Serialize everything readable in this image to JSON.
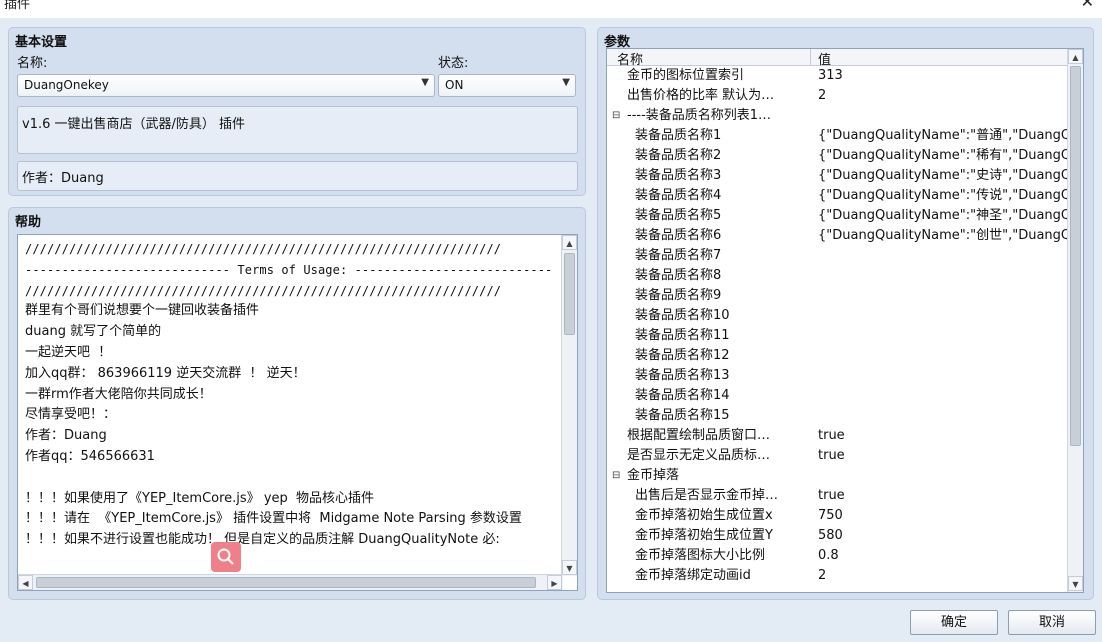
{
  "window": {
    "title": "插件",
    "close_glyph": "✕"
  },
  "basic": {
    "header": "基本设置",
    "name_label": "名称:",
    "name_value": "DuangOnekey",
    "status_label": "状态:",
    "status_value": "ON",
    "description": "v1.6 一键出售商店（武器/防具） 插件",
    "author": "作者：Duang"
  },
  "help": {
    "header": "帮助",
    "lines": [
      "/////////////////////////////////////////////////////////////////",
      "---------------------------- Terms of Usage: ---------------------------",
      "/////////////////////////////////////////////////////////////////",
      "群里有个哥们说想要个一键回收装备插件",
      "duang 就写了个简单的",
      "一起逆天吧  ！",
      "加入qq群： 863966119 逆天交流群  ！ 逆天！",
      "一群rm作者大佬陪你共同成长！",
      "尽情享受吧！：",
      "作者：Duang",
      "作者qq：546566631",
      "",
      "！！！如果使用了《YEP_ItemCore.js》 yep  物品核心插件",
      "！！！请在  《YEP_ItemCore.js》 插件设置中将  Midgame Note Parsing 参数设置",
      "！！！如果不进行设置也能成功！ 但是自定义的品质注解 DuangQualityNote 必:"
    ]
  },
  "params": {
    "header": "参数",
    "col_name": "名称",
    "col_value": "值",
    "rows": [
      {
        "name": "金币的图标位置索引",
        "value": "313",
        "indent": 1
      },
      {
        "name": "出售价格的比率 默认为…",
        "value": "2",
        "indent": 1
      },
      {
        "name": "----装备品质名称列表1…",
        "value": "",
        "indent": 1,
        "toggle": "⊟"
      },
      {
        "name": "装备品质名称1",
        "value": "{\"DuangQualityName\":\"普通\",\"DuangQ…",
        "indent": 2
      },
      {
        "name": "装备品质名称2",
        "value": "{\"DuangQualityName\":\"稀有\",\"DuangQ…",
        "indent": 2
      },
      {
        "name": "装备品质名称3",
        "value": "{\"DuangQualityName\":\"史诗\",\"DuangQ…",
        "indent": 2
      },
      {
        "name": "装备品质名称4",
        "value": "{\"DuangQualityName\":\"传说\",\"DuangQ…",
        "indent": 2
      },
      {
        "name": "装备品质名称5",
        "value": "{\"DuangQualityName\":\"神圣\",\"DuangQ…",
        "indent": 2
      },
      {
        "name": "装备品质名称6",
        "value": "{\"DuangQualityName\":\"创世\",\"DuangQ…",
        "indent": 2
      },
      {
        "name": "装备品质名称7",
        "value": "",
        "indent": 2
      },
      {
        "name": "装备品质名称8",
        "value": "",
        "indent": 2
      },
      {
        "name": "装备品质名称9",
        "value": "",
        "indent": 2
      },
      {
        "name": "装备品质名称10",
        "value": "",
        "indent": 2
      },
      {
        "name": "装备品质名称11",
        "value": "",
        "indent": 2
      },
      {
        "name": "装备品质名称12",
        "value": "",
        "indent": 2
      },
      {
        "name": "装备品质名称13",
        "value": "",
        "indent": 2
      },
      {
        "name": "装备品质名称14",
        "value": "",
        "indent": 2
      },
      {
        "name": "装备品质名称15",
        "value": "",
        "indent": 2
      },
      {
        "name": "根据配置绘制品质窗口…",
        "value": "true",
        "indent": 1
      },
      {
        "name": "是否显示无定义品质标…",
        "value": "true",
        "indent": 1
      },
      {
        "name": "金币掉落",
        "value": "",
        "indent": 1,
        "toggle": "⊟"
      },
      {
        "name": "出售后是否显示金币掉…",
        "value": "true",
        "indent": 2
      },
      {
        "name": "金币掉落初始生成位置x",
        "value": "750",
        "indent": 2
      },
      {
        "name": "金币掉落初始生成位置Y",
        "value": "580",
        "indent": 2
      },
      {
        "name": "金币掉落图标大小比例",
        "value": "0.8",
        "indent": 2
      },
      {
        "name": "金币掉落绑定动画id",
        "value": "2",
        "indent": 2
      }
    ]
  },
  "buttons": {
    "ok": "确定",
    "cancel": "取消"
  }
}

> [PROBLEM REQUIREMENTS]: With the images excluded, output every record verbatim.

> [EXERCISE RESULT]:
Serialize everything readable in this image to JSON.
{
  "window": {
    "title": "插件",
    "close_glyph": "✕"
  },
  "basic": {
    "header": "基本设置",
    "name_label": "名称:",
    "name_value": "DuangOnekey",
    "status_label": "状态:",
    "status_value": "ON",
    "description": "v1.6 一键出售商店（武器/防具） 插件",
    "author": "作者：Duang"
  },
  "help": {
    "header": "帮助",
    "lines": [
      "/////////////////////////////////////////////////////////////////",
      "---------------------------- Terms of Usage: ---------------------------",
      "/////////////////////////////////////////////////////////////////",
      "群里有个哥们说想要个一键回收装备插件",
      "duang 就写了个简单的",
      "一起逆天吧  ！",
      "加入qq群： 863966119 逆天交流群  ！ 逆天！",
      "一群rm作者大佬陪你共同成长！",
      "尽情享受吧！：",
      "作者：Duang",
      "作者qq：546566631",
      "",
      "！！！如果使用了《YEP_ItemCore.js》 yep  物品核心插件",
      "！！！请在  《YEP_ItemCore.js》 插件设置中将  Midgame Note Parsing 参数设置",
      "！！！如果不进行设置也能成功！ 但是自定义的品质注解 DuangQualityNote 必:"
    ]
  },
  "params": {
    "header": "参数",
    "col_name": "名称",
    "col_value": "值",
    "rows": [
      {
        "name": "金币的图标位置索引",
        "value": "313",
        "indent": 1
      },
      {
        "name": "出售价格的比率 默认为…",
        "value": "2",
        "indent": 1
      },
      {
        "name": "----装备品质名称列表1…",
        "value": "",
        "indent": 1,
        "toggle": "⊟"
      },
      {
        "name": "装备品质名称1",
        "value": "{\"DuangQualityName\":\"普通\",\"DuangQ…",
        "indent": 2
      },
      {
        "name": "装备品质名称2",
        "value": "{\"DuangQualityName\":\"稀有\",\"DuangQ…",
        "indent": 2
      },
      {
        "name": "装备品质名称3",
        "value": "{\"DuangQualityName\":\"史诗\",\"DuangQ…",
        "indent": 2
      },
      {
        "name": "装备品质名称4",
        "value": "{\"DuangQualityName\":\"传说\",\"DuangQ…",
        "indent": 2
      },
      {
        "name": "装备品质名称5",
        "value": "{\"DuangQualityName\":\"神圣\",\"DuangQ…",
        "indent": 2
      },
      {
        "name": "装备品质名称6",
        "value": "{\"DuangQualityName\":\"创世\",\"DuangQ…",
        "indent": 2
      },
      {
        "name": "装备品质名称7",
        "value": "",
        "indent": 2
      },
      {
        "name": "装备品质名称8",
        "value": "",
        "indent": 2
      },
      {
        "name": "装备品质名称9",
        "value": "",
        "indent": 2
      },
      {
        "name": "装备品质名称10",
        "value": "",
        "indent": 2
      },
      {
        "name": "装备品质名称11",
        "value": "",
        "indent": 2
      },
      {
        "name": "装备品质名称12",
        "value": "",
        "indent": 2
      },
      {
        "name": "装备品质名称13",
        "value": "",
        "indent": 2
      },
      {
        "name": "装备品质名称14",
        "value": "",
        "indent": 2
      },
      {
        "name": "装备品质名称15",
        "value": "",
        "indent": 2
      },
      {
        "name": "根据配置绘制品质窗口…",
        "value": "true",
        "indent": 1
      },
      {
        "name": "是否显示无定义品质标…",
        "value": "true",
        "indent": 1
      },
      {
        "name": "金币掉落",
        "value": "",
        "indent": 1,
        "toggle": "⊟"
      },
      {
        "name": "出售后是否显示金币掉…",
        "value": "true",
        "indent": 2
      },
      {
        "name": "金币掉落初始生成位置x",
        "value": "750",
        "indent": 2
      },
      {
        "name": "金币掉落初始生成位置Y",
        "value": "580",
        "indent": 2
      },
      {
        "name": "金币掉落图标大小比例",
        "value": "0.8",
        "indent": 2
      },
      {
        "name": "金币掉落绑定动画id",
        "value": "2",
        "indent": 2
      }
    ]
  },
  "buttons": {
    "ok": "确定",
    "cancel": "取消"
  }
}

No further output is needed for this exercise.